Exploitative strategies, when executed correctly and against the right opponent, make way more money. Nowhere is this more true than at low stakes live where opponents are pretty transparent in their tendencies.
It’s also worth noting that in most live games, the entire player pool is collectively playing so far from that playing GTO — especially an imperfect version of GTO — can actually cost you money (which is only possible in multi-player games). I’ll touch more on this idea in the next article.
For now, check out these very simple adjustments you could make in low-stakes live games.
5 Example Exploits to Consider Using in Low Stakes Cash Games
1. Change your open-raising range based on how /loose the players behind you are
Example: You’re in the hijack and 3 players behind you are very loose, including the player in the Big Blind. In this situation, speculative hands that lack high cards (such as 6♠ 5♠) suffer greatly since you will rarely steal the blinds and will often face resistance. So, you can fold hands like that more often.
On the flip side, if the players behind are very tight and weak, you can actually play even more of those low speculative hands.
2. Change the size to which you open-raise (typically based on the call/3-bet frequencies of players behind)
Example: You’re in the Cutoff and both of the players in the blinds are very loose, inexperienced players who rarely.
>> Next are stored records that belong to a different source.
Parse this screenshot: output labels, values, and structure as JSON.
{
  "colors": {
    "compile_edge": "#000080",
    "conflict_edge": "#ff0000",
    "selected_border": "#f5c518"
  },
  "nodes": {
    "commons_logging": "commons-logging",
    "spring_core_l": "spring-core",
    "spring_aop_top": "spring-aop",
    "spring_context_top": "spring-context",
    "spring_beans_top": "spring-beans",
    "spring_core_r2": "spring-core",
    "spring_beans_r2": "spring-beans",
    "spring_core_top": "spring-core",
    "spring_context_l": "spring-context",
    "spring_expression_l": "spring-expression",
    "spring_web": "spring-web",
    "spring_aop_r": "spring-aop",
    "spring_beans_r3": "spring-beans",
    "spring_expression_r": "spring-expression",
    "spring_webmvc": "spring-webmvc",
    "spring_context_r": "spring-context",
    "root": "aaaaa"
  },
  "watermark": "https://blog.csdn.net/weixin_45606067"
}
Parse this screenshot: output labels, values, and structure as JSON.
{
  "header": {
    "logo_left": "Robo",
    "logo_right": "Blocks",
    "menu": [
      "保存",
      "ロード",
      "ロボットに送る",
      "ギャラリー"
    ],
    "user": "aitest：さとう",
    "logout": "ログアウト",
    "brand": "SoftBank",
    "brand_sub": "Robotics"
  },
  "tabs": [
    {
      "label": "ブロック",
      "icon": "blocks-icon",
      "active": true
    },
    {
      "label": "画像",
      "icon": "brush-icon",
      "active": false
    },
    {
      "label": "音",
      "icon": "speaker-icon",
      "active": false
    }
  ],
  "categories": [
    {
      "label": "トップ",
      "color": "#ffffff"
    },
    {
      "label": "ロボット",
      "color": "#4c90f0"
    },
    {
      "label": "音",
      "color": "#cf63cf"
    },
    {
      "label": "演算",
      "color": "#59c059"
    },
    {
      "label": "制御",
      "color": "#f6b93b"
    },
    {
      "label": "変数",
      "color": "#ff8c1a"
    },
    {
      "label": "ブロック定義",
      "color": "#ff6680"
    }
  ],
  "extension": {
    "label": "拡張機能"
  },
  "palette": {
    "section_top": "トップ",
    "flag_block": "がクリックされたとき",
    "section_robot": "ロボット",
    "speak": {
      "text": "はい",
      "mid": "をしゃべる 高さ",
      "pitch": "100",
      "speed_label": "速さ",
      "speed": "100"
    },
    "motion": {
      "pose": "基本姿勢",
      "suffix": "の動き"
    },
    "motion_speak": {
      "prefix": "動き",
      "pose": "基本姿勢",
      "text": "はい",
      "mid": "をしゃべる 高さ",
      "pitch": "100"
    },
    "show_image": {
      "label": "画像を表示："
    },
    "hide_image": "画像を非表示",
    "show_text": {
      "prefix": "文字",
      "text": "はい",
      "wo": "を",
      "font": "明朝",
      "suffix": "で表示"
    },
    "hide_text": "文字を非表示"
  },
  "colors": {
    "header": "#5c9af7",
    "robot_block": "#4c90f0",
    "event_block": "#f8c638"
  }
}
In this situation, you can make more money by raising to a bigger size (with a solid range of hands), essentially charging the blinds more to play their loose strategy.
3. Use smart bet sizes postflop to target parts of an opponent’s range when bluffing/betting for value
Example: You flop a very strong hand (let’s say bottom set) and your opponent is a very sticky player who rarely folding to bets on the flop. In this situation, you can make more money by using a bigger-than-usual your bet size. Related article:
4. Adjust your against opponents who too often or too infrequently
Example: You raise on the Button and a very passive player calls in the Big Blind. The player checks to you on the flop (it doesn’t really matter what the specific flop is). In this situation, you can c-bet more often because your opponent will not punish you by check-raising.
On the flip side, if your opponent is a very aggressive player who will check-raise often, you should c-bet less often (especially with marginal hands).
5. Over-folding to opponents that don’t bluff enough.
Example: You’re on the river with a good(in other words, a hand that only beats bluffs). Your opponent (a very tight and passive player) makes a big bet. In this situation, you can probably let your hand go because your opponent simply won’t be bluffing often enough.
Knowing how and when to make adjustments like the ones above is key to boosting your win-rate at low-stakes live poker.
Some Thoughts on Deception
Generally speaking, playing exploitatively is only a problem if your opponents catch on to what you’re doing. And many opponents aren’t capable of that — they simply don’t have a strong enough understanding of poker to do so.
That said, it’s also on you to make sure that whatever adjustments you are making aren’t being detected by your opponents.
At the highest levels of the game, exploitative poker being played between great players can turn into a fascinating game of cat and mouse. This meta-game is something you’ll need to be aware of when you encounter good players at the table.
But, that will almost never be the case in low-stakes live games. In these games, it is very rare that you’ll need to put a lot of emphasis on deception and table image. This fact is part of what makes low-stakes live games an awesome place for practicing and experimenting with non-balanced plays.
Low-limit live games can be a ton of fun and offer very low variance once you get a sense of just how much exploitative shenanigans you can get away with.
If you have any questions, thoughts, or other cool low stakes live strategies please post them in the comments.
Stay tuned for future parts of this series + more information about the upcoming Smash Live Cash course with Nick Petrangelo and Brad Owen!
In the meantime, check this out if you to keep improving your poker skills and knowledge for free: